She said no.
“I was fired because the unions did not like that I was holding their members accountable and the Commissioner wanted to be in good favor with the unions,” she said.
Molina declined an interview request from the I-Team, but he recently characterized the dismissal of Townsend as a routine personnel decision having nothing to do with efforts to reduce penalties for no-show jail staff.
“In my six weeks at this department, I have witnessed an appalling number of deficiencies that began under the previous administration. This is exactly why I made changes in our leadership,” Molina wrote in a statement to the I-Team. “I am committed to addressing these systemic failures to ensure that we take appropriate disciplinary actions in cases where staff are AWOL or abusing our leave policies.”

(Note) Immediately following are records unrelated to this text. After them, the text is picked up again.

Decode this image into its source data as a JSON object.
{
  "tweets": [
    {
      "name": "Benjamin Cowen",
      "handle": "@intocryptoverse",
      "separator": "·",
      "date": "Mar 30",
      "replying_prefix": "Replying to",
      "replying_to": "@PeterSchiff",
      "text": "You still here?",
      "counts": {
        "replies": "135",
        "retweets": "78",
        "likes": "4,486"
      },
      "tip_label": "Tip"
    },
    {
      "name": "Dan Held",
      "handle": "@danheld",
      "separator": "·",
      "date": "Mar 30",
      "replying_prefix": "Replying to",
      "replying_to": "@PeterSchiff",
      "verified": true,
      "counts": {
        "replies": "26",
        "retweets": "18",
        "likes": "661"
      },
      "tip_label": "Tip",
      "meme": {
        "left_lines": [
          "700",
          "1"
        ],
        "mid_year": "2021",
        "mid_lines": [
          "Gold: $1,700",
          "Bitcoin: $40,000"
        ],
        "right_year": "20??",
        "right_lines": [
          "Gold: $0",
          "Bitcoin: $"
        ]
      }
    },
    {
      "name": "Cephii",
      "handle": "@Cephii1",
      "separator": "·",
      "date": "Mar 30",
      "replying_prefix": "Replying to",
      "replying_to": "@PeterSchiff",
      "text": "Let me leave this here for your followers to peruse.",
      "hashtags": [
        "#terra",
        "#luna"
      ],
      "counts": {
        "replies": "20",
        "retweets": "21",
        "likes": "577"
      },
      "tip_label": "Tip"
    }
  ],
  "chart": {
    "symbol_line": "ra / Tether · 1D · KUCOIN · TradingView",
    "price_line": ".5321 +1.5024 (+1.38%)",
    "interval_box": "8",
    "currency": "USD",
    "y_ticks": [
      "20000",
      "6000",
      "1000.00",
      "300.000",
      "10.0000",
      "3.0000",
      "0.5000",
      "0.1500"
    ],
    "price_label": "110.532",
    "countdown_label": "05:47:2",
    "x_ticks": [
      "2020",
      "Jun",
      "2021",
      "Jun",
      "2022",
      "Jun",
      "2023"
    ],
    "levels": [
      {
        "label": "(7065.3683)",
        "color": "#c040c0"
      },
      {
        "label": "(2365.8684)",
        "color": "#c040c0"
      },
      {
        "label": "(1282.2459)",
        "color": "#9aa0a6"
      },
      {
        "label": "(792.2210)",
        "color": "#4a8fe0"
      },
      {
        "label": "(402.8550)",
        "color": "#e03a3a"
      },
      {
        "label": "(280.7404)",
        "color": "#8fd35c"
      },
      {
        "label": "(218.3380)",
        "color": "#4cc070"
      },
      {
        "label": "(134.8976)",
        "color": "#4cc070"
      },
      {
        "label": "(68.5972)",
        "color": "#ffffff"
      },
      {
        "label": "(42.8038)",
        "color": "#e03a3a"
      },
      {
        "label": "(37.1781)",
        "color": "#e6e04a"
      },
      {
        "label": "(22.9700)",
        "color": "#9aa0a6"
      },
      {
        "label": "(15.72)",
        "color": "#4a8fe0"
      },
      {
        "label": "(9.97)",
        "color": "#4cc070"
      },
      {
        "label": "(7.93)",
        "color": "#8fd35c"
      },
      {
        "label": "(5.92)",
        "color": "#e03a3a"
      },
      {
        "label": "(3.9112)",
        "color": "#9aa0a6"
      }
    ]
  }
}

The DOC says about half of the chronically absent jail officers named in the documents obtained by the I-Team have already resigned or have been successfully fired. Another half still have their jobs as they await administrative hearings that will determine if they can keep their jobs.
The Correction Officers’ Benevolent Association, which represents much of the city’s uniformed jail staff denies explicitly requesting Townsend’s removal, but has long criticized her disciplinary practices as heavy handed.

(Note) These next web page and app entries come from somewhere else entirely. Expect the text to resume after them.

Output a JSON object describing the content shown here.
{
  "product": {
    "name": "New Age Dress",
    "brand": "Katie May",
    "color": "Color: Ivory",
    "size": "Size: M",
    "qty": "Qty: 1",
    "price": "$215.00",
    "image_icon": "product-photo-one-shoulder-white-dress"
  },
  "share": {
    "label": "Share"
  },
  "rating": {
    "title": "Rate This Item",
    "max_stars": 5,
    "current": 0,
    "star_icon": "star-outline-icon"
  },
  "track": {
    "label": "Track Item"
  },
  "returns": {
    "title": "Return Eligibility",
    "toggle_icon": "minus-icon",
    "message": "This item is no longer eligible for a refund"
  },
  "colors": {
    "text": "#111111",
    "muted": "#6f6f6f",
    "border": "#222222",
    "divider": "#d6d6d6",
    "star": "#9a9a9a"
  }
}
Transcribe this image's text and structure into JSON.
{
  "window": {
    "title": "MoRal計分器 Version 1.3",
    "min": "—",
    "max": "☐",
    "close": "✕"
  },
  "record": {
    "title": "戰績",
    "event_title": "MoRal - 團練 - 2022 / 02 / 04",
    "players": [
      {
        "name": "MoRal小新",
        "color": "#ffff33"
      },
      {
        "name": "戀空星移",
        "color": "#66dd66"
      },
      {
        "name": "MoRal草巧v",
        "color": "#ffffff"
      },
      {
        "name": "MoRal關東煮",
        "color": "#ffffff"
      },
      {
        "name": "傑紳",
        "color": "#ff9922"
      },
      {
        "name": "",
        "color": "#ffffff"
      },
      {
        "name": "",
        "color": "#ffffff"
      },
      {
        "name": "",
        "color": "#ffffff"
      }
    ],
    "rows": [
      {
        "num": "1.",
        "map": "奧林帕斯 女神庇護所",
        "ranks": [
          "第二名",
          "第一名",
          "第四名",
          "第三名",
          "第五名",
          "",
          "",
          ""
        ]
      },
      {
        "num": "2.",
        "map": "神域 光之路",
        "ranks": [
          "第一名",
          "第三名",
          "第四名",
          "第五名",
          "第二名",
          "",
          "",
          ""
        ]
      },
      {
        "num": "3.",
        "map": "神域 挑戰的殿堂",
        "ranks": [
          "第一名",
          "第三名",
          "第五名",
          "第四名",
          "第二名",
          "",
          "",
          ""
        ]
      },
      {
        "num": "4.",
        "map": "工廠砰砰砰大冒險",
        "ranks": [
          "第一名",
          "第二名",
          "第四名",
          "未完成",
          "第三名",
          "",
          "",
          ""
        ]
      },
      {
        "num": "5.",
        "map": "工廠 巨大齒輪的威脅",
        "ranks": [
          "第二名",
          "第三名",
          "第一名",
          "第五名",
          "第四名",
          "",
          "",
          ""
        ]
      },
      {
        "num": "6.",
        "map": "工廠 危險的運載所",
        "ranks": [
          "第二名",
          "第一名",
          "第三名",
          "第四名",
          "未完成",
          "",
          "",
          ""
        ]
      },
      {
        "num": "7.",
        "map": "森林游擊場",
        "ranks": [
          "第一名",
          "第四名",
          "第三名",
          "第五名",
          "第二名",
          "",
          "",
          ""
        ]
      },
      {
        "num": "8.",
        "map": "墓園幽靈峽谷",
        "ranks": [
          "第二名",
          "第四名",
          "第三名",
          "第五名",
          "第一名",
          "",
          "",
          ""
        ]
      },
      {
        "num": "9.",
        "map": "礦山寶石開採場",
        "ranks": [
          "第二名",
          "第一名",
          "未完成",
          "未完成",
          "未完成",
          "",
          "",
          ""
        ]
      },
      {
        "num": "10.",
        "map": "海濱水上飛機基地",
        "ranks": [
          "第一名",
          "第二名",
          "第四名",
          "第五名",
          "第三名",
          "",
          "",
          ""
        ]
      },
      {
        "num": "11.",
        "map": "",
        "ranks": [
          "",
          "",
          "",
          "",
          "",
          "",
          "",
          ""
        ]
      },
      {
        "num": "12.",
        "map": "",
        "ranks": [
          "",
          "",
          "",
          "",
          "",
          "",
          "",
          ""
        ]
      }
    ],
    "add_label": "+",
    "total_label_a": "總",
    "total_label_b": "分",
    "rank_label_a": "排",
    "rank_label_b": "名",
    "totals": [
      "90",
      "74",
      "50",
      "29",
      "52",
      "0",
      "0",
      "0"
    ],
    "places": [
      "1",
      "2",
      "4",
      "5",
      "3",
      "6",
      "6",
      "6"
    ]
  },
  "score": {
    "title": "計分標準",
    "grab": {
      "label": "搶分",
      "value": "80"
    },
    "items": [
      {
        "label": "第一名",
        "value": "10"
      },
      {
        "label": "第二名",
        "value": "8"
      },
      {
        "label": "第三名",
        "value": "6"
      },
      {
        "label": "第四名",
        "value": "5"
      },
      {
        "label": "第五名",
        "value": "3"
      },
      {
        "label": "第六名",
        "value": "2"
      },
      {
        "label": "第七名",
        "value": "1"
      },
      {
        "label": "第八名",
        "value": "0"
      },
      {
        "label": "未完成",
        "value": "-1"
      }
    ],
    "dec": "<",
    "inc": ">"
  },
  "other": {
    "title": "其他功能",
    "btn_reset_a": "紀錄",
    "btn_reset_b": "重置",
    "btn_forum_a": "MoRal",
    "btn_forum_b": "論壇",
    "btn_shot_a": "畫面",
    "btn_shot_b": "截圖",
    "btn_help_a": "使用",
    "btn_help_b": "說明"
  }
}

“She was overzealous with discipline,” said Benny Boscio, the COBA President. “Not every discipline case should result in a 30 day or 60 day suspension.”
Boscio defended the nearly unlimited sick days correction officers are allowed to use, citing an alarming spike in assaults on uniformed jail staff. According to the 2021 Mayor’s Management Report, prisoner attacks on correction officers have jumped 130 percent in the last five years. Stabbings and slashings in city jails are up by 50 percent. The union has argued the staffing crisis isn’t a product of malingering employees, but rather the failure to hire hundreds of new correction officers to backfill the ranks as legitimate injuries become more common.
“I go visit officers in the hospital for broken noses, eye sockets, torn shoulders,” Boscio said. “It is a staffing crisis based on them not hiring in 3 years. Because the de Blasio Administration decided they wanted to close Rikers Island and they said let’s just let Rikers Island rot.”
It is true, the number of city correction officers has declined to about 7,200, a 25 percent drop from five years before. But in that same period, the prisoner population at city jails has plunged 40 percent — from around 9,100 to less than 5,500.
Most of the decrease can be traced to bail reform. Last summer, the federal monitor overseeing Rikers Island noted the dramatic drop in people housed in Rikers has left the Department of Correction “with one of the richest staffing ratios in the country.”
“We are pretty well staffed,” said Vinny Schiraldi, the former Correction Commissioner who was let go when Mayor Eric Adams took office.
Schiraldi said he fears the new administration is seeking to dismiss or downgrade disciplinary charges against AWOL jail officers. A move that would betray the thousands of correction officers who reliably show up.
“When I went through those facilities and talked to them? They were glad I was disciplining people for AWOL-ing. They were glad I was going and knocking on people’s doors to get sick people to come back in because they were the ones working triples. They were ones in understaffed facilities,” Schiraldi said. “They deserve their colleagues to come to work and do their damn jobs.”
After just a few weeks on the job, Commissioner Molina says he has been able to induce significant numbers of correction officers to do just that.
“More than 1,100 uniformed staff members have already returned to work since my appointment,” Molina wrote.
Townsend, who recently signed on as a partner at the law firm Townsend, Mottola & Uris, said the announcement strains credibility.
“How do you say that 1,000 officers who were genuinely out sick this entire time miraculously recovered after the removal of the disciplinarian? It’s an admission of guilt.”